One of the biggest beefs non-Christians have with Christians is that we want to impose our beliefs on everyone else. They do not want to be forced into something they don’t agree with. Just listen to the song “Live Your Dream” by Reel Big Fish to get a small idea of this mentality. There is also Joe Biden’s explanation that he would never bring his personal Catholic beliefs into his politics, or Richard Dawkins as he describes how he is fine with ‘religions’ that don’t believe in pressing their supernaturalistic beliefs on others in his book “The God Delusion.”
Our Apologists these days need to be able to answer these criticisms and tendencies from without–and even within–the Christian faith.
For we cannot forego the mandate to uphold social justice, fairness and equality. These are a MUST! Why do you think all of the prophetic books of the Old Testament rag on against Israel and Judah time and time again for their social injustices! God HATES social injustice. That is why “pure and undefiled religion is to care for the widow and the orphan” (James 1:27).
We cannot give up the evangelistic zeal, nor the support of a moral society. But, perhaps, we have been advocating it in the wrong way. Perhaps we should propagate these things to the world through more of an Ez. 33:4-5 methodology. Tell them, and from there onward the blood will be on their own heads.
At the same time, however, we are called to subject to governing authorities (Rom. 13:1-8; 1 Pet. 2:11-24). These passages are merely saying to subject to authority de facto, no questions asked, but they do give us insight that we should be deferring to secular governing authority quite a bit more then our rebellious tendencies want to admit. Our ‘spirituality’ wants to cry out “Freedom In Christ!” It says that if the governing authorities so much as allow something evil to exist we are given the right to disobey the government, and even break the laws if necessary (but look at 1 Pet. 2:16).
One very extreme example is the series of Christian men who have killed abortion doctors over the last decade, thinking themselves as helping to make God’s matters more important than even life itself. One such man, Paul Jennings Hill, who was given the death penalty (justly I might add) thought himself a martyr: “I believe in the short and long term, more and more people will act on the principles for which I stand,” he said. Mr. Hill also said that while it was not his choice to die, ”I’m willing and I feel very honored that they are most likely going to kill me for what I did.” (He will be embarrassed to read 1 Pet. 2:20 in heaven.) And he was a a former Presbyterian minister! An alleged leader of men.
Not that most of us are convinced that such things are okay and justifiable. Let us yet reflect on the ways we go too far in our rebellion of government and society for their rapport with moral evils. But remember, the government rarely forces anyone to do anything particularly wrong.
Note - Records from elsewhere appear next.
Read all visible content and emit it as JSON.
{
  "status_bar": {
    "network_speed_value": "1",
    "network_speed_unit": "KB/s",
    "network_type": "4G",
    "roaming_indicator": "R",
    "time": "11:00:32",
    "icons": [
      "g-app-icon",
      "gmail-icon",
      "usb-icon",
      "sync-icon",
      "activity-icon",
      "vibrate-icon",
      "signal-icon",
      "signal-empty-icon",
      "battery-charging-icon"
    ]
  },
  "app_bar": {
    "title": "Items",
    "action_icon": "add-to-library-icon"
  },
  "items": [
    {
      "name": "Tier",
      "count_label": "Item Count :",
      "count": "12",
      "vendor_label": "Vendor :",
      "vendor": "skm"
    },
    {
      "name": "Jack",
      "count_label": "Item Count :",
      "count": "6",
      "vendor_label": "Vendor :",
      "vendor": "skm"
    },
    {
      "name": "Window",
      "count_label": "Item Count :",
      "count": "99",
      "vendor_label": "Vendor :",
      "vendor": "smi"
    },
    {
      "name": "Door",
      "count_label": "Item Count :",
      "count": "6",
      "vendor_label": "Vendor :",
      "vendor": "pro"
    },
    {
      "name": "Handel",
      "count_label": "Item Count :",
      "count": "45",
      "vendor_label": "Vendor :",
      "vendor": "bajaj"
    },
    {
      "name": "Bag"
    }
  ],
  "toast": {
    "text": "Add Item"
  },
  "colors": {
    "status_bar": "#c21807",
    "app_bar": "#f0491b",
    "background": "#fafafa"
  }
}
The social injustice of the abortion matter is still a personal choice of both the doctor and the woman. (If you want to argue whether its okay to use public taxes for abortion clinics, however, that is certainly an issue more worthy of debate). Remember, God has established such authorities to do that judging of evil (1 Pet. 2:14), as well as for giving praise for doing what is right. But even if they do wrong, the passages mentioned still say that we should bear under it, even to “those who are unreasonable” (1 Pet. 2:18).
So when it comes down to ‘imposing our beliefs,’ perhaps we should consider what it is we are ‘imposing.’ Is it a menial or personal thing? Is it a mere personality difference? Is it something not specifically prescribed in Scripture? If so, then perhaps the non-Christians are right, and we should stop pushing and nagging.
But what if orphans are neglected and widows rejected? What if eugenics wants to abort all potential living downs syndrome babies and euthanize the elderly and force sterilize the poor? What if social injustices are present, and the government, or any organized group, speeds it along and supports it?
I would argue that it is when the government starts mandating evils and social injustices, then the Christian community must certainly oppose such leadership and laws, but even then, peacefully. If there is social injustice being practiced by the common people, even if its not supported by the government (say, a modern Nazi), then we should certain oppose it, but must have to leave judgment up to God and the authorities.
Take the first century church as a noteworthy example for us to follow. They paid their taxes, even if it went to the construction of the newest pagan temple. But they did not bow to Caesar or any pagan god, even as a social requirement. By this, it seems that matters of core doctrine are worthy of fighting a metaphorical battle, while being defrauded is not (1 Cor. 6:7 perhaps?).
Maybe this would be a good rule of thumb: Focus on the need, not the hate. Focus on the cure, not merely the symptom. Focus on what is loving and just, not on the ad hominem attacks and ‘usurp the power’ fads. Perhaps then the non-Christians will be more willing to listen, and would be able to see the humanitarian aid that we want to provide and can agree with, and ultimately, they will better see the reason for Christ’s sacrifice.
(There are so many more directions this conversation can lead, but I must end here, leaving the rest of the tangents to be mulled over and researched and prayed over by you.)